What is Leather and What Isn't?
If you’ve recently gone furniture shopping, you may have had some curiosity about the material used to craft a product. This is particularly true for those in the market for leather furniture or for those who are interested in purchasing a product that features leather.
The list of leathers and counterparts has certainly grown, so much so that it’s become difficult to tell the difference between what is real and what is not. Whether you wish to purchase only genuine leather products or prefer the affordability of faux materials, we’re here to explain to you what goes in to the production of each, as well as the value behind what you buy.
Genuine leather is created by splitting the cowhide into two layers: Split leather (the bottom layer) and top-grain leather (the top layer). From here, top-grain leather can become either full-grain or corrected-grain. Each leather is made from the outermost layer or “top” of the cowhide, but is treated in different ways that affect quality.
Split leather is typically used on the backs and sides of furniture to create a more affordable product. Sofas, loveseats and chairs that advertise all-leather seating tend to follow this rhythm, with top-grain leather on the back and seat cushions and split or faux leather on the posterior.
The leather is sanded down and an artificial grain is applied to the surface to mimic the look and feel of top-grain leather.
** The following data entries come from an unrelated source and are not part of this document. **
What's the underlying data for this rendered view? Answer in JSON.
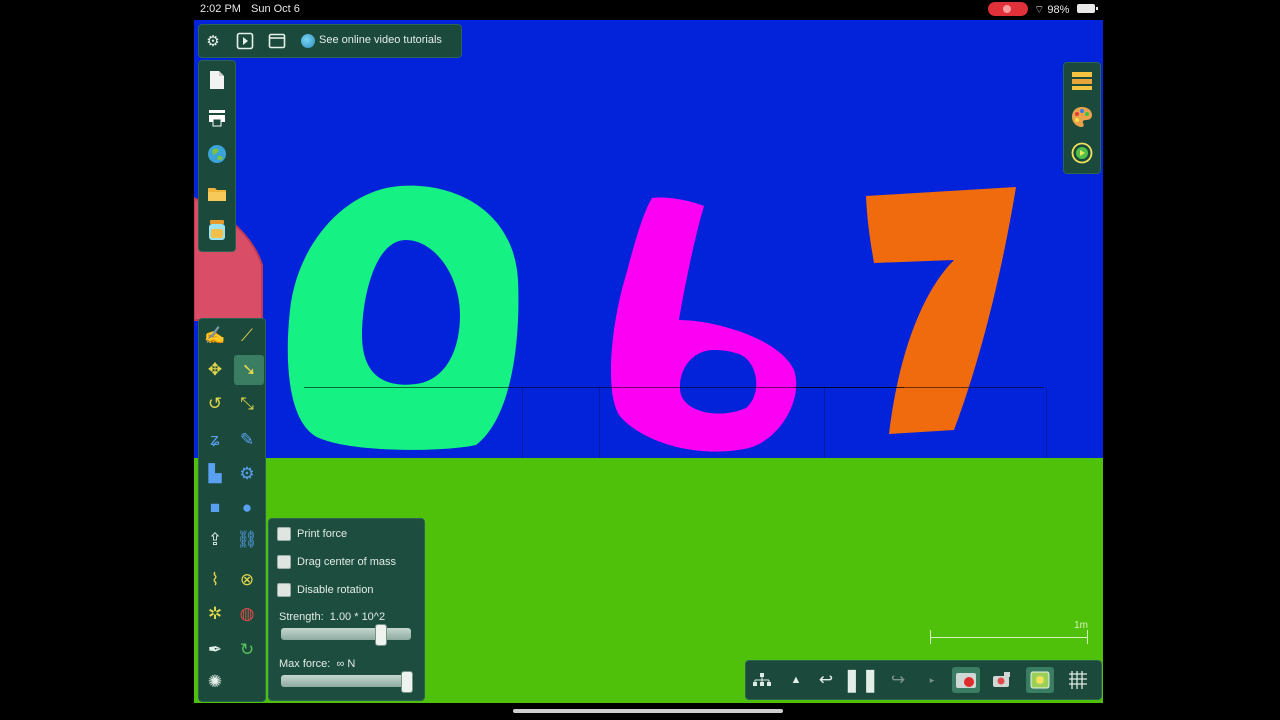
{
  "status_bar": {
    "time": "2:02 PM",
    "date": "Sun Oct 6",
    "battery": "98%"
  },
  "top_toolbar": {
    "settings_icon": "gear-icon",
    "run_icon": "play-square-icon",
    "window_icon": "window-icon",
    "tutorials_label": "See online video tutorials"
  },
  "file_panel": {
    "items": [
      "new-document-icon",
      "printer-icon",
      "globe-icon",
      "folder-icon",
      "jar-icon"
    ]
  },
  "right_panel": {
    "items": [
      "layers-icon",
      "palette-icon",
      "help-icon"
    ]
  },
  "tool_panel": {
    "selected_tool": "drag-tool"
  },
  "options_panel": {
    "print_force": "Print force",
    "drag_center_of_mass": "Drag center of mass",
    "disable_rotation": "Disable rotation",
    "strength_label": "Strength:",
    "strength_value": "1.00 * 10^2",
    "strength_fraction": 0.78,
    "max_force_label": "Max force:",
    "max_force_value": "∞",
    "max_force_unit": "N",
    "max_force_fraction": 1.0
  },
  "scale_bar": {
    "label": "1m"
  },
  "colors": {
    "sky": "#0223d9",
    "ground": "#4fc10a",
    "digit_zero": "#15f283",
    "digit_six": "#fc00f3",
    "digit_seven": "#f06a0e",
    "panel": "#1b4a3c",
    "side_object": "#d94e66"
  },
  "scene_objects": [
    "0",
    "6",
    "7"
  ]
}
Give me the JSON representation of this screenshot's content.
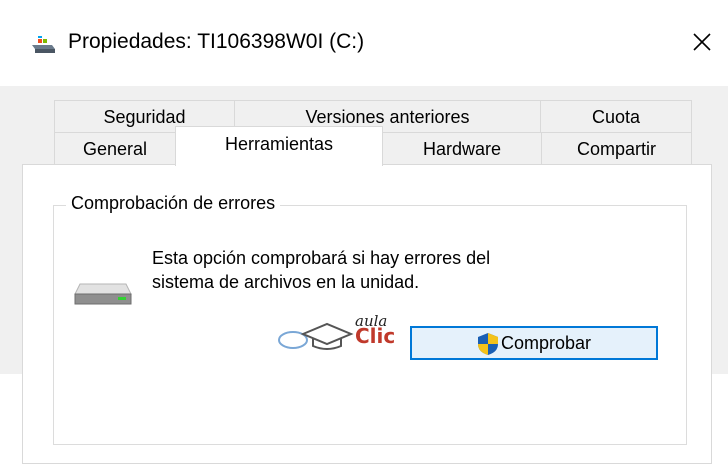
{
  "window": {
    "title": "Propiedades: TI106398W0I (C:)",
    "icon": "drive-icon",
    "close_icon": "close-icon"
  },
  "tabs": {
    "row1": [
      {
        "label": "Seguridad"
      },
      {
        "label": "Versiones anteriores"
      },
      {
        "label": "Cuota"
      }
    ],
    "row2": [
      {
        "label": "General"
      },
      {
        "label": "Herramientas",
        "active": true
      },
      {
        "label": "Hardware"
      },
      {
        "label": "Compartir"
      }
    ]
  },
  "error_check": {
    "group_label": "Comprobación de errores",
    "description_line1": "Esta opción comprobará si hay errores del",
    "description_line2": "sistema de archivos en la unidad.",
    "button_label": "Comprobar",
    "button_icon": "uac-shield-icon"
  },
  "watermark": {
    "small_text": "aula",
    "big_text": "Clic"
  },
  "colors": {
    "accent": "#0078d7",
    "button_bg": "#e5f1fb",
    "dialog_bg": "#f0f0f0",
    "watermark_red": "#c0392b"
  }
}
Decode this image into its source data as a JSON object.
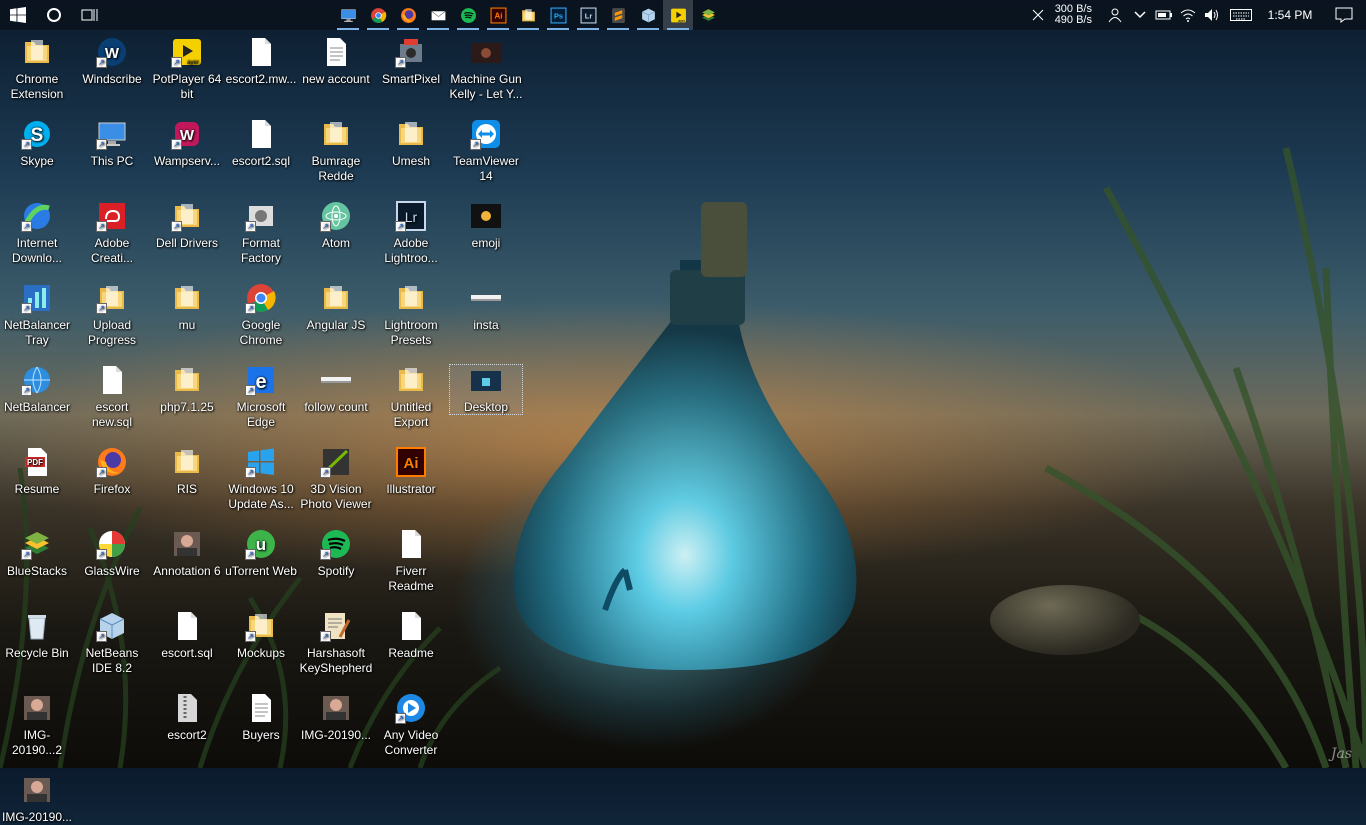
{
  "taskbar": {
    "network_up": "300 B/s",
    "network_down": "490 B/s",
    "clock": "1:54 PM",
    "apps": [
      {
        "name": "this-pc",
        "icon": "monitor-icon",
        "color": "#3a8ee6",
        "text": ""
      },
      {
        "name": "chrome",
        "icon": "chrome-icon",
        "color": "#e8453c",
        "text": ""
      },
      {
        "name": "firefox",
        "icon": "firefox-icon",
        "color": "#ff7a1a",
        "text": ""
      },
      {
        "name": "mail",
        "icon": "mail-icon",
        "color": "#ffffff",
        "text": ""
      },
      {
        "name": "spotify",
        "icon": "spotify-icon",
        "color": "#1db954",
        "text": ""
      },
      {
        "name": "illustrator",
        "icon": "illustrator-icon",
        "color": "#ff7c00",
        "text": "Ai"
      },
      {
        "name": "file-explorer",
        "icon": "folder-icon",
        "color": "#f2c04d",
        "text": ""
      },
      {
        "name": "photoshop",
        "icon": "photoshop-icon",
        "color": "#31a8ff",
        "text": "Ps"
      },
      {
        "name": "lightroom",
        "icon": "lightroom-icon",
        "color": "#9fc3e8",
        "text": "Lr"
      },
      {
        "name": "sublime",
        "icon": "sublime-icon",
        "color": "#ff9800",
        "text": ""
      },
      {
        "name": "netbeans",
        "icon": "cube-icon",
        "color": "#cfe3f5",
        "text": ""
      },
      {
        "name": "potplayer",
        "icon": "potplayer-icon",
        "color": "#f5d000",
        "text": ""
      },
      {
        "name": "bluestacks",
        "icon": "bluestacks-icon",
        "color": "#8bc34a",
        "text": ""
      }
    ]
  },
  "desktop": {
    "icons": [
      {
        "label": "Chrome Extension",
        "icon": "folder-icon",
        "shortcut": false
      },
      {
        "label": "Skype",
        "icon": "skype-icon",
        "shortcut": true
      },
      {
        "label": "Internet Downlo...",
        "icon": "idm-icon",
        "shortcut": true
      },
      {
        "label": "NetBalancer Tray",
        "icon": "netbalancer-icon",
        "shortcut": true
      },
      {
        "label": "NetBalancer",
        "icon": "globe-icon",
        "shortcut": true
      },
      {
        "label": "Resume",
        "icon": "pdf-icon",
        "shortcut": false
      },
      {
        "label": "BlueStacks",
        "icon": "bluestacks-icon",
        "shortcut": true
      },
      {
        "label": "Recycle Bin",
        "icon": "recycle-bin-icon",
        "shortcut": false
      },
      {
        "label": "IMG-20190...2",
        "icon": "photo-icon",
        "shortcut": false
      },
      {
        "label": "IMG-20190...",
        "icon": "photo-icon",
        "shortcut": false
      },
      {
        "label": "Windscribe",
        "icon": "windscribe-icon",
        "shortcut": true
      },
      {
        "label": "This PC",
        "icon": "monitor-icon",
        "shortcut": true
      },
      {
        "label": "Adobe Creati...",
        "icon": "creative-cloud-icon",
        "shortcut": true
      },
      {
        "label": "Upload Progress",
        "icon": "folder-icon",
        "shortcut": true
      },
      {
        "label": "escort new.sql",
        "icon": "file-icon",
        "shortcut": false
      },
      {
        "label": "Firefox",
        "icon": "firefox-icon",
        "shortcut": true
      },
      {
        "label": "GlassWire",
        "icon": "glasswire-icon",
        "shortcut": true
      },
      {
        "label": "NetBeans IDE 8.2",
        "icon": "cube-icon",
        "shortcut": true
      },
      {
        "label": "PotPlayer 64 bit",
        "icon": "potplayer-icon",
        "shortcut": true
      },
      {
        "label": "Wampserv...",
        "icon": "wamp-icon",
        "shortcut": true
      },
      {
        "label": "Dell Drivers",
        "icon": "folder-icon",
        "shortcut": true
      },
      {
        "label": "mu",
        "icon": "folder-icon",
        "shortcut": false
      },
      {
        "label": "php7.1.25",
        "icon": "folder-icon",
        "shortcut": false
      },
      {
        "label": "RIS",
        "icon": "folder-icon",
        "shortcut": false
      },
      {
        "label": "Annotation 6",
        "icon": "photo-icon",
        "shortcut": false
      },
      {
        "label": "escort.sql",
        "icon": "file-icon",
        "shortcut": false
      },
      {
        "label": "escort2",
        "icon": "archive-icon",
        "shortcut": false
      },
      {
        "label": "escort2.mw...",
        "icon": "file-icon",
        "shortcut": false
      },
      {
        "label": "escort2.sql",
        "icon": "file-icon",
        "shortcut": false
      },
      {
        "label": "Format Factory",
        "icon": "format-factory-icon",
        "shortcut": true
      },
      {
        "label": "Google Chrome",
        "icon": "chrome-icon",
        "shortcut": true
      },
      {
        "label": "Microsoft Edge",
        "icon": "edge-icon",
        "shortcut": true
      },
      {
        "label": "Windows 10 Update As...",
        "icon": "windows-icon",
        "shortcut": true
      },
      {
        "label": "uTorrent Web",
        "icon": "utorrent-icon",
        "shortcut": true
      },
      {
        "label": "Mockups",
        "icon": "folder-icon",
        "shortcut": true
      },
      {
        "label": "Buyers",
        "icon": "text-file-icon",
        "shortcut": false
      },
      {
        "label": "new account",
        "icon": "text-file-icon",
        "shortcut": false
      },
      {
        "label": "Bumrage Redde",
        "icon": "folder-icon",
        "shortcut": false
      },
      {
        "label": "Atom",
        "icon": "atom-icon",
        "shortcut": true
      },
      {
        "label": "Angular JS",
        "icon": "folder-icon",
        "shortcut": false
      },
      {
        "label": "follow count",
        "icon": "strip-icon",
        "shortcut": false
      },
      {
        "label": "3D Vision Photo Viewer",
        "icon": "3d-vision-icon",
        "shortcut": true
      },
      {
        "label": "Spotify",
        "icon": "spotify-icon",
        "shortcut": true
      },
      {
        "label": "Harshasoft KeyShepherd",
        "icon": "keyshepherd-icon",
        "shortcut": true
      },
      {
        "label": "IMG-20190...",
        "icon": "photo-icon",
        "shortcut": false
      },
      {
        "label": "SmartPixel",
        "icon": "smartpixel-icon",
        "shortcut": true
      },
      {
        "label": "Umesh",
        "icon": "folder-icon",
        "shortcut": false
      },
      {
        "label": "Adobe Lightroo...",
        "icon": "lightroom-icon",
        "shortcut": true
      },
      {
        "label": "Lightroom Presets",
        "icon": "folder-icon",
        "shortcut": false
      },
      {
        "label": "Untitled Export",
        "icon": "folder-icon",
        "shortcut": false
      },
      {
        "label": "Illustrator",
        "icon": "illustrator-icon",
        "shortcut": false
      },
      {
        "label": "Fiverr Readme",
        "icon": "file-icon",
        "shortcut": false
      },
      {
        "label": "Readme",
        "icon": "file-icon",
        "shortcut": false
      },
      {
        "label": "Any Video Converter",
        "icon": "video-converter-icon",
        "shortcut": true
      },
      {
        "label": "Machine Gun Kelly - Let Y...",
        "icon": "video-thumb-icon",
        "shortcut": false
      },
      {
        "label": "TeamViewer 14",
        "icon": "teamviewer-icon",
        "shortcut": true
      },
      {
        "label": "emoji",
        "icon": "emoji-thumb-icon",
        "shortcut": false
      },
      {
        "label": "insta",
        "icon": "strip-icon",
        "shortcut": false
      },
      {
        "label": "Desktop",
        "icon": "desktop-thumb-icon",
        "shortcut": false
      }
    ]
  },
  "watermark": "Jas"
}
Untreated split leather is what you might find in cowhide hardware gloves.
Top-grain leather is found most commonly in high-end products that have a consistent, smooth design. The grain is thinner and therefore more flexible than full-grain leather, and the surface is sanded and finished.
The resulting material tends to have a stiffer feel and doesn’t contain the same breathability as full-grain leather. Top-grain leather also lacks a patina or tarnish, which is caused by oxidation, sunlight or oil. Although many enjoy the look of a patina, its nonexistence in top-grain furniture can be appealing to those who prefer leather that looks “perfect.” The leather is typically less expensive than full-grain and harbors greater wear and stain resistance due to its treatment.